B number: 
Principal applicant name: 
Denize Atan | University of Bristol
Mr Max Gillies
Title of project: 
Is there a causal association between insulin signalling and myopia pathogenesis?
Proposal summary: 

Myopia, or short-sightedness, is one of the most common causes of sight impairment worldwide. By 2050, five billion people- half the world’s population- will be short-sighted, compared to ~1.4 billion people today.
People with myopia have relatively long eyes, so that light is focused in front of the retina instead of directly onto it. Since the eye continues to grow throughout childhood, someone who develops myopia as a child will continue to get worse as they grow older, with greater risk of sight-threatening complications.
Previously, we showed that for each additional year we spend in education, the more myopic we become, on average, as a population. Evidence from other studies suggests that this may be because we spend less time outside, reducing our exposure to natural daylight. Other risk factors for myopia include the time we spend on near work, urbanization, socioeconomic position, diet, pregnancy-related factors and genetics. Children with myopia tend to engage in less physical activity, but physical activity alone is not protective against myopia.
Myopia is more prevalent in countries adopting a Western diet and lifestyle, and many of the genes that increase the risk of myopia are involved in insulin/glucose signalling and obesity/fat metabolism.
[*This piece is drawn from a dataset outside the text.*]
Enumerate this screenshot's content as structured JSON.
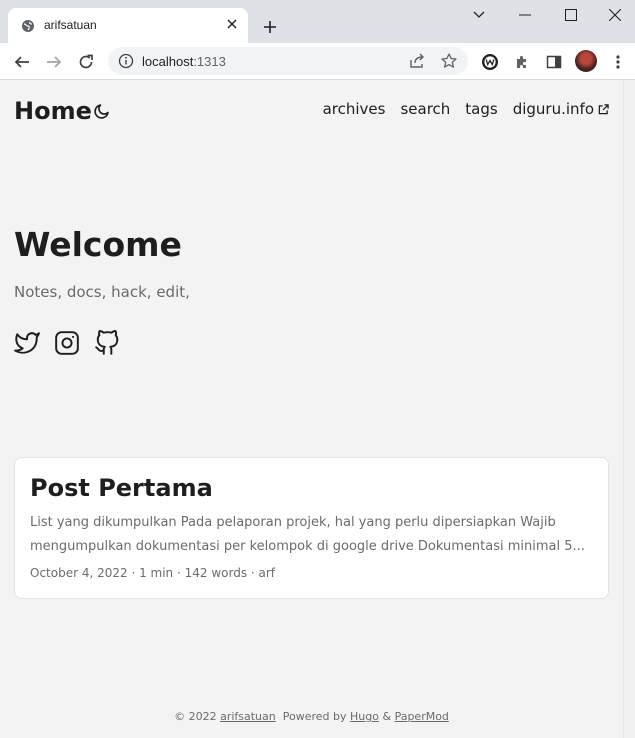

Insulin signalling also appears to influence the normal growth of the eye. As the Western diet is linked to greater intake of food with higher energy loads, one hypothesis is that compensatory increases in blood glucose and insulin levels send increased growth signals to the eyes.
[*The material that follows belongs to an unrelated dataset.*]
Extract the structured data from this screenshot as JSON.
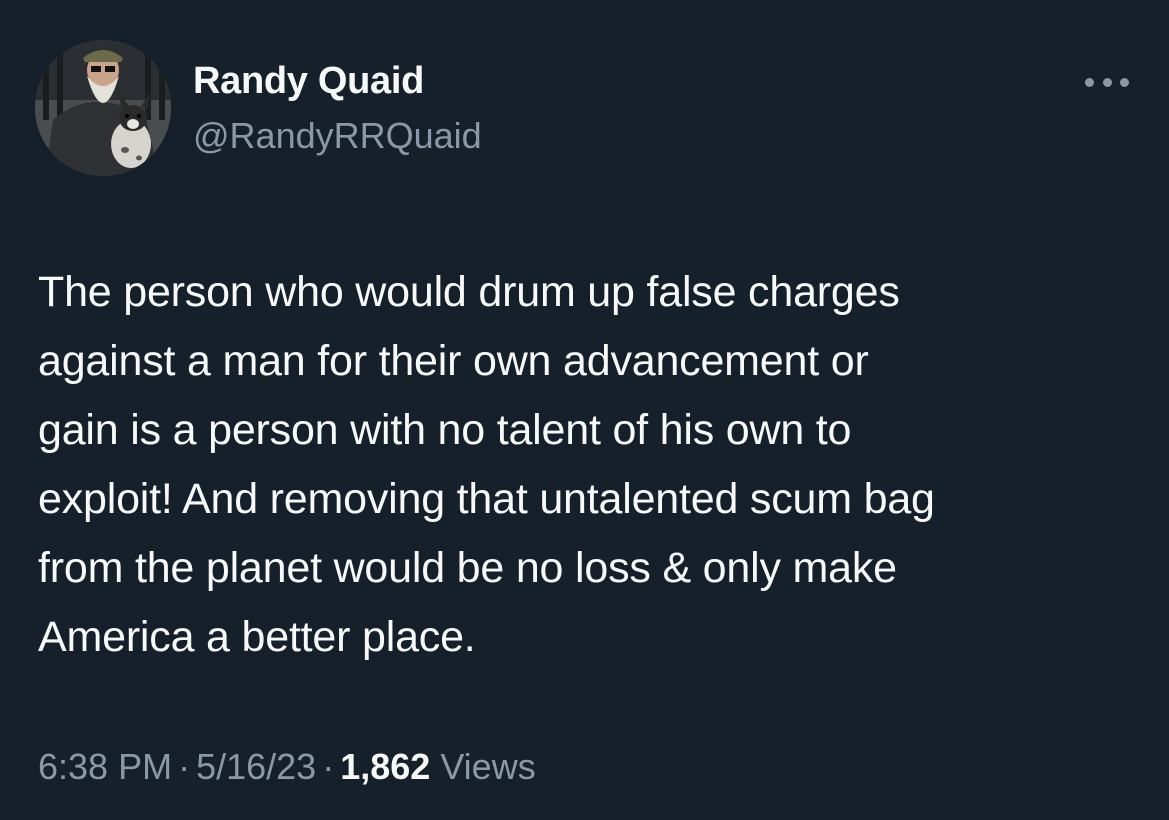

This project aims to determine how genetic and environmental factors interact with insulin signalling to affect myopia. Changes in insulin signalling happen naturally in children around puberty, and so we would like to use information in the Avon Longitudinal Study of Parents and Children on eye growth, glasses prescriptions, blood levels of glucose and insulin before, during and after puberty on thousands of children followed prospectively from birth, to find out how they interact to affect eye growth. Additionally, there are normal variants in our genes that influence fasting levels of insulin and glucose and we will find out how these genetic variants are linked to myopia. These analyses should provide novel insights into the relationship between insulin signalling and myopia, and have the potential to identify novel targets for treatment.
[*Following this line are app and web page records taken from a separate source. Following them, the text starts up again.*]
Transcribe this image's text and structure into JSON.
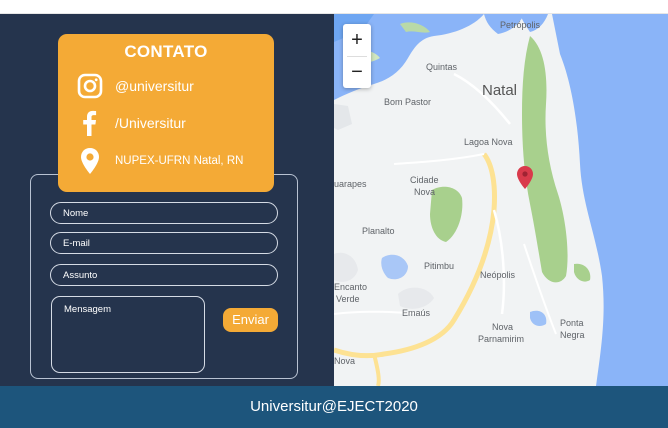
{
  "contact": {
    "title": "CONTATO",
    "instagram": "@universitur",
    "facebook": "/Universitur",
    "location": "NUPEX-UFRN Natal, RN"
  },
  "form": {
    "name_placeholder": "Nome",
    "email_placeholder": "E-mail",
    "subject_placeholder": "Assunto",
    "message_placeholder": "Mensagem",
    "send_label": "Enviar"
  },
  "map": {
    "zoom_in": "+",
    "zoom_out": "−",
    "labels": {
      "petropolis": "Petrópolis",
      "quintas": "Quintas",
      "natal": "Natal",
      "bom_pastor": "Bom Pastor",
      "lagoa_nova": "Lagoa Nova",
      "guarapes": "uarapes",
      "cidade": "Cidade",
      "nova": "Nova",
      "planalto": "Planalto",
      "pitimbu": "Pitimbu",
      "neopolis": "Neópolis",
      "encanto": "Encanto",
      "verde": "Verde",
      "emaus": "Emaús",
      "ponta": "Ponta",
      "negra": "Negra",
      "nova2": "Nova",
      "parnamirim": "Parnamirim",
      "nova3": "Nova"
    }
  },
  "footer": {
    "text": "Universitur@EJECT2020"
  },
  "colors": {
    "panel": "#25344d",
    "accent": "#f4aa36",
    "footer": "#1d557c",
    "pin": "#d93a4b"
  }
}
Impact of research: 
The above analyses will help us determine whether genetic and environmental changes in insulin/IGF1 signalling are major determinants of axial growth in children and myopia pathogenesis. If so, they would explain how myopia is linked to increasing urbanisation, diet, BMI, height and PHV during puberty, and why GWAS and studies of animal models of myopia implicate insulin/IGF pathways. They might also point the way to novel therapies for myopia that target downstream effector molecules in the insulin/IGF1 signalling pathway, e.g. PI3K/AKT. The efficacy of topical atropine eye drops for myopia suggests that local or topical delivery routes could be an option
Date proposal received: 
Wednesday, 28 October, 2020
Date proposal approved: 
Friday, 30 October, 2020
Genetic epidemiology (including association studies and mendelian randomisation), Diabetes, GWAS, Statistical methods, Ageing, Biomarkers - e.g. cotinine, fatty acids, haemoglobin, etc., Nutrition - breast feeding, diet, Puberty, Statistical methods, Vision, BMI, Childhood - childcare, childhood adversity, Epigenetics, Genetic epidemiology, Genetics, Genome wide association study, Hormones - cortisol, IGF, thyroid, Mendelian randomisation